• **Task statement**
Write each line out a second time, exactly as shown below.

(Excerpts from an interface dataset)
◇ ◇ ◇ ◇ ◇
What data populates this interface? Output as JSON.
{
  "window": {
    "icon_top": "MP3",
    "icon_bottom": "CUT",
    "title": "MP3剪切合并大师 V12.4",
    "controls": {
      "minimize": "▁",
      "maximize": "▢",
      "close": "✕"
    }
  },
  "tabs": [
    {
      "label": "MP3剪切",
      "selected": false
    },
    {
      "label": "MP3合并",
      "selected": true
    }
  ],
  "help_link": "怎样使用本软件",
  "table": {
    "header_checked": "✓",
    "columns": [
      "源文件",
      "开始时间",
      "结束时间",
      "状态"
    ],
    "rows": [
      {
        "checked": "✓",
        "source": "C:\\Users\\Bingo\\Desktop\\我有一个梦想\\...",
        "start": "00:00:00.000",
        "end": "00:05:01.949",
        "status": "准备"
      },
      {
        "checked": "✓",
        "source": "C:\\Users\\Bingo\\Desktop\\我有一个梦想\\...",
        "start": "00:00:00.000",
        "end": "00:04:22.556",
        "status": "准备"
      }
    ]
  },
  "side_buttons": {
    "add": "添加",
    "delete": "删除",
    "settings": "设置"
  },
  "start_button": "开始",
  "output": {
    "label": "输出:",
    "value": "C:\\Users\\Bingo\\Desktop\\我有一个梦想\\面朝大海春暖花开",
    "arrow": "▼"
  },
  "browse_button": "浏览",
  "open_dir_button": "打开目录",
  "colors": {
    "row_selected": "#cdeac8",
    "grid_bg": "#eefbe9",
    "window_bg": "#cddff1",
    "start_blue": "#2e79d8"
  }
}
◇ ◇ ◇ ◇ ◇
• **Task answer**
What data populates this interface? Output as JSON.
{
  "window": {
    "icon_top": "MP3",
    "icon_bottom": "CUT",
    "title": "MP3剪切合并大师 V12.4",
    "controls": {
      "minimize": "▁",
      "maximize": "▢",
      "close": "✕"
    }
  },
  "tabs": [
    {
      "label": "MP3剪切",
      "selected": false
    },
    {
      "label": "MP3合并",
      "selected": true
    }
  ],
  "help_link": "怎样使用本软件",
  "table": {
    "header_checked": "✓",
    "columns": [
      "源文件",
      "开始时间",
      "结束时间",
      "状态"
    ],
    "rows": [
      {
        "checked": "✓",
        "source": "C:\\Users\\Bingo\\Desktop\\我有一个梦想\\...",
        "start": "00:00:00.000",
        "end": "00:05:01.949",
        "status": "准备"
      },
      {
        "checked": "✓",
        "source": "C:\\Users\\Bingo\\Desktop\\我有一个梦想\\...",
        "start": "00:00:00.000",
        "end": "00:04:22.556",
        "status": "准备"
      }
    ]
  },
  "side_buttons": {
    "add": "添加",
    "delete": "删除",
    "settings": "设置"
  },
  "start_button": "开始",
  "output": {
    "label": "输出:",
    "value": "C:\\Users\\Bingo\\Desktop\\我有一个梦想\\面朝大海春暖花开",
    "arrow": "▼"
  },
  "browse_button": "浏览",
  "open_dir_button": "打开目录",
  "colors": {
    "row_selected": "#cdeac8",
    "grid_bg": "#eefbe9",
    "window_bg": "#cddff1",
    "start_blue": "#2e79d8"
  }
}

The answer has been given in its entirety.